Recently, the San Francisco Board of Supervisors passed amendments to the city’s 2014 Fair Chance Ordinance (FCO), which will expand upon the State’s “ban the box” initiative by further limiting an employer’s ability to obtain and use information about an applicant’s criminal history.
The amendments will go into effect on October 1, 2018 and will affect all employers with five or more employees nationwide that have at least one employee who works on average 8 or more hours per work in San Francisco. This expands on the existing ordinance which was limited to city-based employers with twenty or more employees nationwide.
Expansions to Existing Law
While the majority of the amendments are designed to bring the city’s outdated ordinance into alignment with the State’s new ban-the-box law, one amendment goes further and will prohibit employers from considering any convictions for crimes that have since been decriminalized regardless of when the conviction occurred. As an example of such decriminalized activity, the amendments specifically reference certain offenses for non-commercial use and cultivation of marijuana that were recently decriminalized under state law. Continue reading San Francisco Amends “Fair Chance Ordinance” to Expand On California’s Ban-the-Box Law

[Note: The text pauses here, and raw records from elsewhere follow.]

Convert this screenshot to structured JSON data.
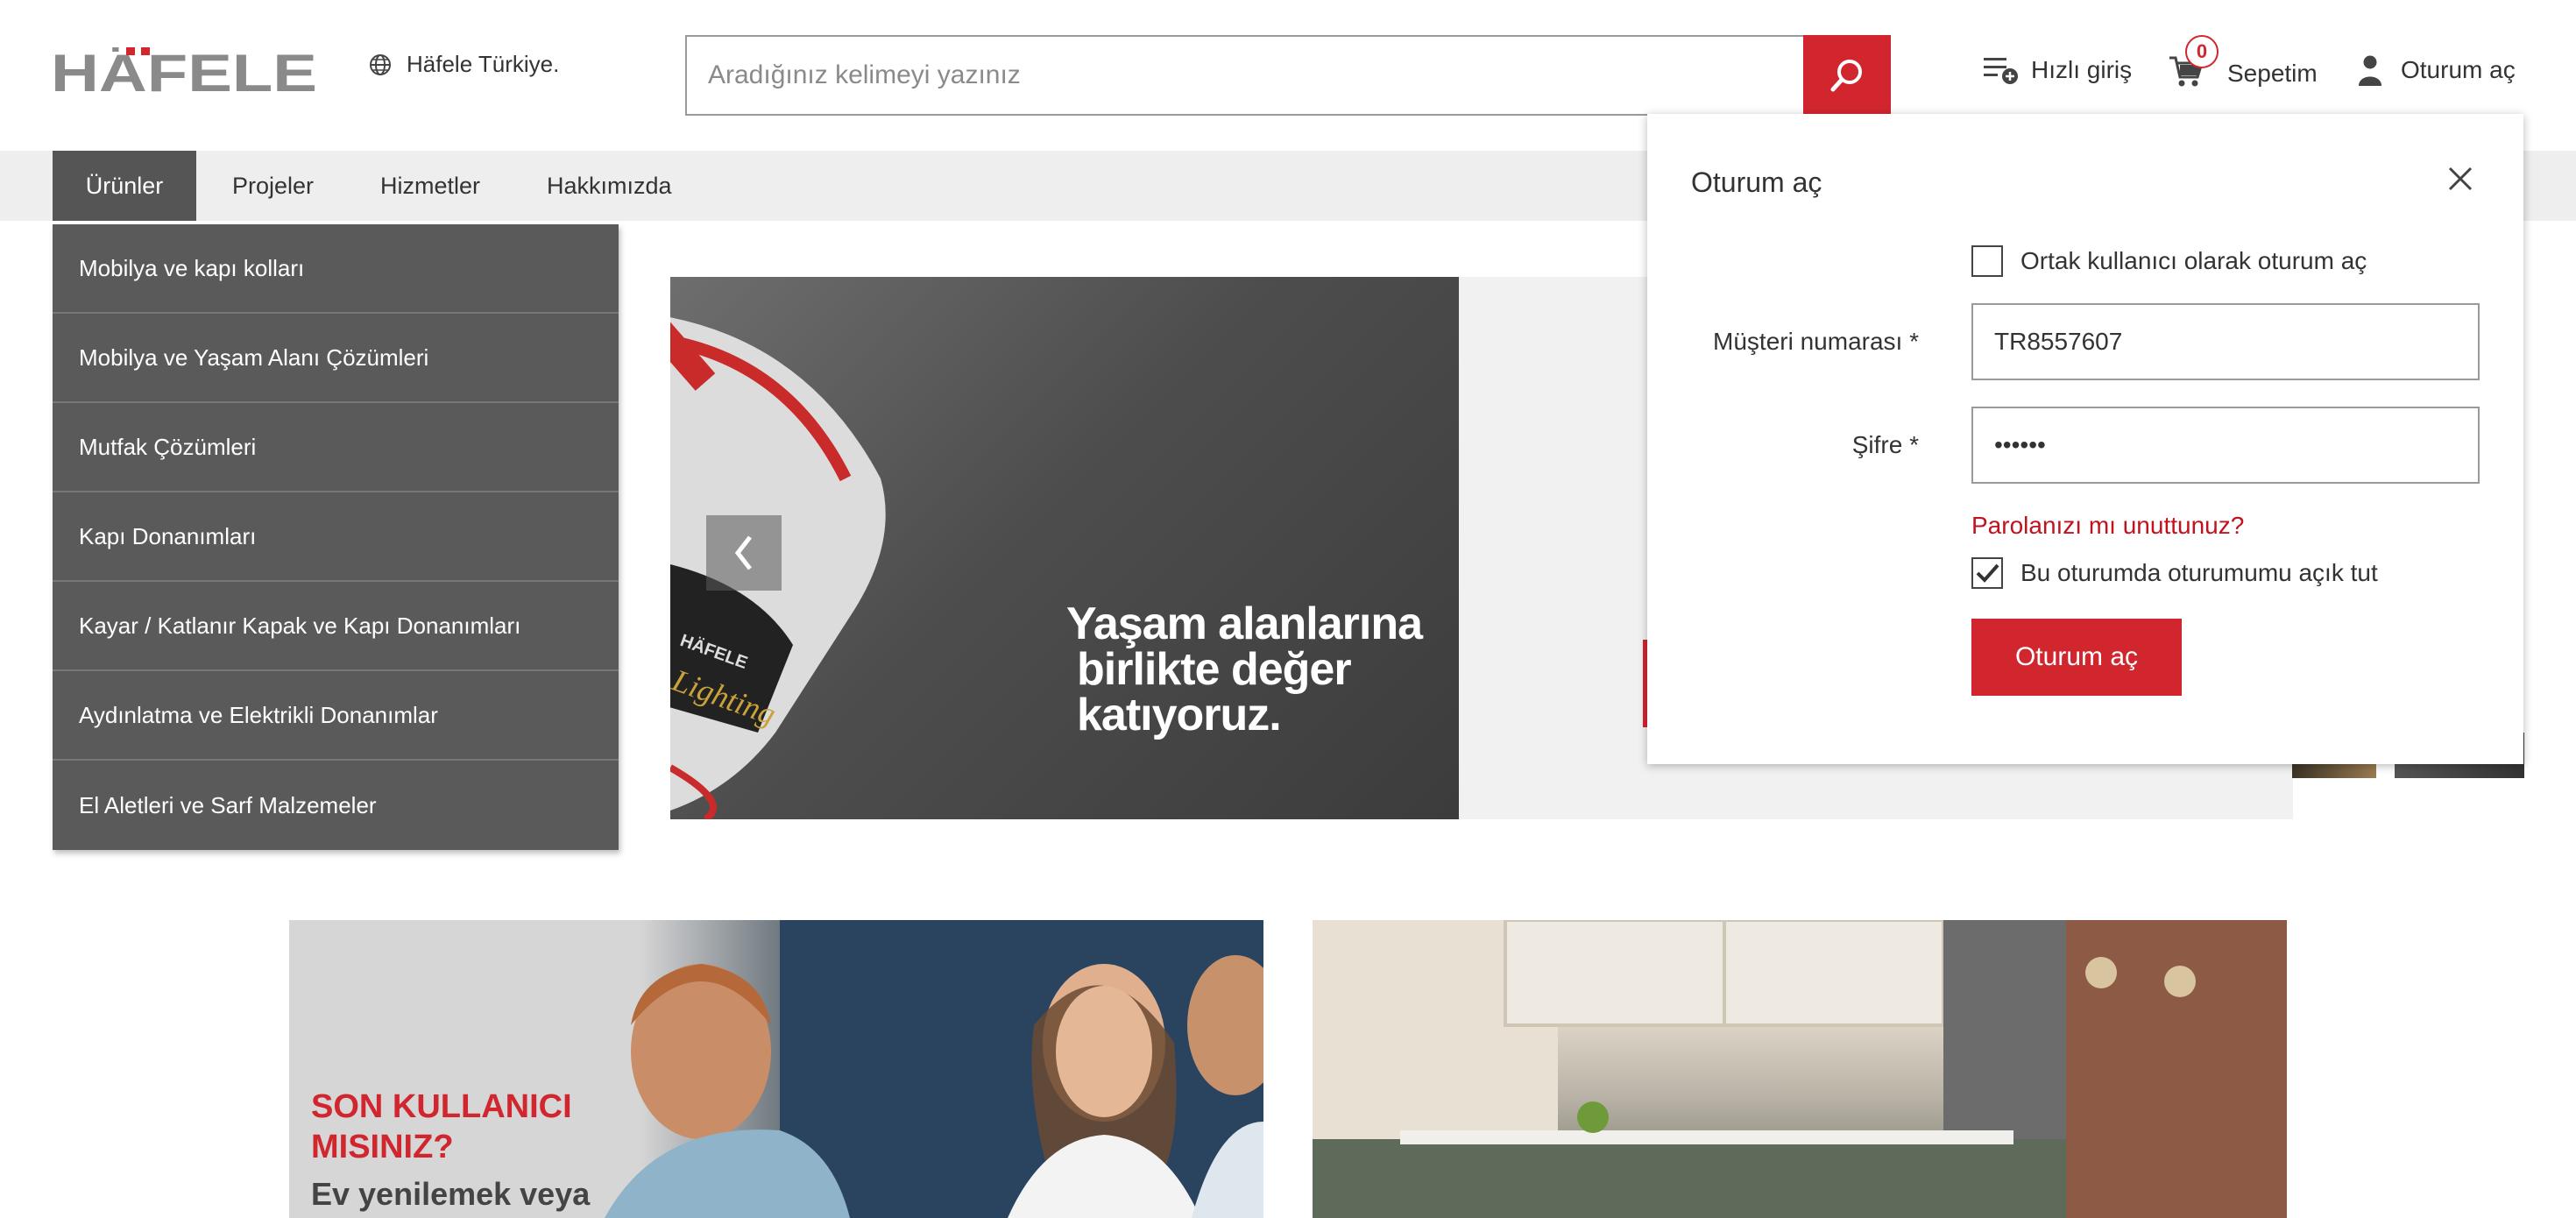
{
  "header": {
    "logo_text": "HÄFELE",
    "locale": "Häfele Türkiye.",
    "search_placeholder": "Aradığınız kelimeyi yazınız",
    "quick_login": "Hızlı giriş",
    "cart_label": "Sepetim",
    "cart_count": "0",
    "signin_label": "Oturum aç"
  },
  "nav": {
    "items": [
      "Ürünler",
      "Projeler",
      "Hizmetler",
      "Hakkımızda"
    ],
    "active": "Ürünler"
  },
  "product_menu": [
    "Mobilya ve kapı kolları",
    "Mobilya ve Yaşam Alanı Çözümleri",
    "Mutfak Çözümleri",
    "Kapı Donanımları",
    "Kayar / Katlanır Kapak ve Kapı Donanımları",
    "Aydınlatma ve Elektrikli Donanımlar",
    "El Aletleri ve Sarf Malzemeler"
  ],
  "hero": {
    "line1": "Yaşam alanlarına",
    "line2": "birlikte değer",
    "line3": "katıyoruz.",
    "brand_small": "HÄFELE",
    "lighting": "Lighting"
  },
  "promo": {
    "title": "SON KULLANICI MISINIZ?",
    "subtitle": "Ev yenilemek veya"
  },
  "login": {
    "title": "Oturum aç",
    "shared_user_label": "Ortak kullanıcı olarak oturum aç",
    "shared_user_checked": false,
    "customer_number_label": "Müşteri numarası *",
    "customer_number_value": "TR8557607",
    "password_label": "Şifre *",
    "password_value": "••••••",
    "forgot_link": "Parolanızı mı unuttunuz?",
    "keep_signed_in_label": "Bu oturumda oturumumu açık tut",
    "keep_signed_in_checked": true,
    "submit_label": "Oturum aç"
  },
  "colors": {
    "brand_red": "#d2262f",
    "menu_bg": "#5a5a5a",
    "nav_bg": "#eeeeee"
  }
}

Effective June 6, 2018, Washington employers will no longer be permitted to ask applicants about arrests or convictions, or to receive information through a criminal background check, prior to making a determination as to whether the applicant is otherwise qualified for a position. This new law is known as the Fair Chance Act (the Act).
Prohibited Activities Under the Act
Under the Act, an employer is prohibited from doing any of the following before making an initial determination that an applicant is otherwise qualified for the position:
- Asking orally or in writing about the applicant’s criminal record;
- Receive information through a criminal history background check; or
- Otherwise obtaining information about the applicant’s criminal record.
For purposes of the Act, an applicant is “otherwise qualified for the position” when the applicant meets the basic criteria for the position as set out in the advertisement or job description without consideration of a criminal record.
The Act also limits the content of an employer’s advertisements for job openings and hiring policies by specifically prohibiting:
- Advertising employment openings in a way that excludes people with criminal records from applying (e.g., ads that state “no felons” or “no criminal background”); and
- Maintaining any policy or practice that automatically or categorically excludes individuals with a criminal record from consideration prior to an initial determination that the applicant is otherwise qualified for the position.
o Such prohibited policies and practices include rejecting an applicant for failure to disclose a criminal record prior to initially determining the applicant is otherwise qualified for the position.
Activities and Employers Not Covered by the Act Continue reading Washington Joins the “Ban the Box” Bandwagon
Federal law (Title VII) prohibits discrimination based on: race, color, religion, sex (including pregnancy), national origin, mental or physical disability, age, gender, genetic information, and citizenship.
Recently Palantir Technologies in Palo Alto, CA settled a claim of $1.66 million for discrimination against Asian applicants in the hiring and selection process of their engineering positions, even though they employed and hired several Asian candidates. We can take away two lessons from this case:
- Take care when using an Employee Referral Program in your recruitment process.
- Although your best employees may refer great applicants, they may not refer an adequate flow of diverse applicants. The EEOC found that Palantir’s preference for referrals in the screening process resulted in disproportionate number of non-Asians in the applicant pool (adverse impact).
- If you use an Employee Referral Program, find ways to assure you are encouraging a diverse applicant pool and test your results.
- Look at the numbers.
- The hiring ratio for 3 of Palantir’s engineering positions were found to be grossly discriminate.
- Check your hiring ratio’s.
- One way to check your hiring ratio’s is by using the 4/5ths rule (or 80% rule). Although use of this test will not assure that the EEOC will not pursue a claim, it is one tool that they have used to show positive or negative diversity in the hiring process.
- More recently the EEOC has been using a different hiring test. In the case against Palantir the EEOC compared the company’s hiring rate of Asian candidates to the rate that would likely occur if Palantir simply selected from the qualified candidate pool randomly. In this case, the position of Quality Assurance Engineer Intern Palantir hired 17 non-Asian’s and 4 Asian applicants (19%) from a pool of 130 qualified applicants (73% of the applicants were Asian). The EEOC concluded the likelihood that they would choose an Asian was 1 to 1 Billion.
Additional Information For Employers
A new amendment to Louisiana Revised Statutes §15:553 further restricts the types of jobs that may be held by certain registered sex offenders in the state of Louisiana.
Under the old law, a registered sex offender could not hold the following jobs:
- An operator of any bus, taxicab, or limousine for hire;
- A service worker who goes into a residence to provide any type of service
- An operator of any carnival or amusement ride (if the person’s offense involved a minor child).
The amendment expands the above list to include employment as a door-to-door solicitor, peddler, or itinerant vendor selling any type of goods or services including magazines or periodicals or subscriptions to magazines or periodicals.
The above-listed hiring restrictions pertain to an individual who is required to maintain sex-offender registrations under Louisiana law on or after August 15, 2010.